Title:Playing with Difficult Objects—Game Designs to Improve Museum Collections
Authors:Mia Ridge
Publication:MW2011: Museums and the Web 2011


Crowdsourcing data through games is an attractive proposition for museums looking to maximise use of their collections online without the requirement to commit intensive curatorial resources to enhancing catalogue records.  This paper investigates the optimum game designs to encourage participation and the generation of useful data.

Further detail

Projects such as Armchair Revolutionary[1], Carnegie Mellon University's 'Games with a purpose'[2] and InterroBang?![3] are indicative of the trend for 'games for social good'. Crowdsourced projects such as the Guardian newspapers examination of MPs expense claims[4], the V&A Museum's image cropping[5], Brooklyn Museum's tagging game[6], the National Library of Australia's collaborative OCR corrections[7]; Chen's study of the application of Csikszentmihalyi's theory of 'flow' to game design; and McGonigal's ideas about multiplayer games as 'happiness engines'[8] all suggest that 'playful interactions' and crowd participation could be applied to help create specific content improvements on museum sites. Game mechanisms may help make tasks that would not traditionally be considered fun or relaxing into a compelling experience.

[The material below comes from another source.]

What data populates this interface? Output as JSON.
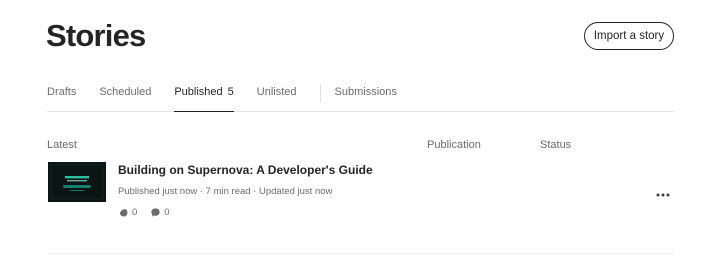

Games designed to crowdsource museum metadata are particularly interesting when limited resources within museums make it difficult to enhance and publish large bodies of collections data in ways that are accessible to non-specialist visitors.  Further, museum metadata games are a form of collections access in their own right and have the potential to reach large, traditionally hard-to-reach audiences.  Data generated may include terms to improve discoverability by adding alternate terms used by the general public (as in the project); information about which objects are more interesting for different types of visitors; data that could be provided by curators and researchers if resources were unlimited but could also be solicited from specialists outside the museum; and experiential data for objects and events within living memory.

Based on a Masters Dissertation project ('Game mechanics for social good: a case study on interaction models for crowdsourcing museum collections enhancement',, due January 2011) this paper will cover three topics:

  • research summary of emerging best practice about games designed to crowdsource metadata
  • analysis of the most effective elements of game mechanics for application to interfaces for crowdsourcing museum collections enhancement, based on the evaluation of games designed as part of the project and the evaluation of data produced as the games are played.
  • an emerging typology of game designs applicable for different models of collection data, based on categories such as breadth of collection data (from selected hero objects to the entire catalogue), the type of metadata desired, the level of specialist knowledge required to  interpret objects, etc.

Games built with collections from museums of social history and history of science and technology will be available at from mid-October.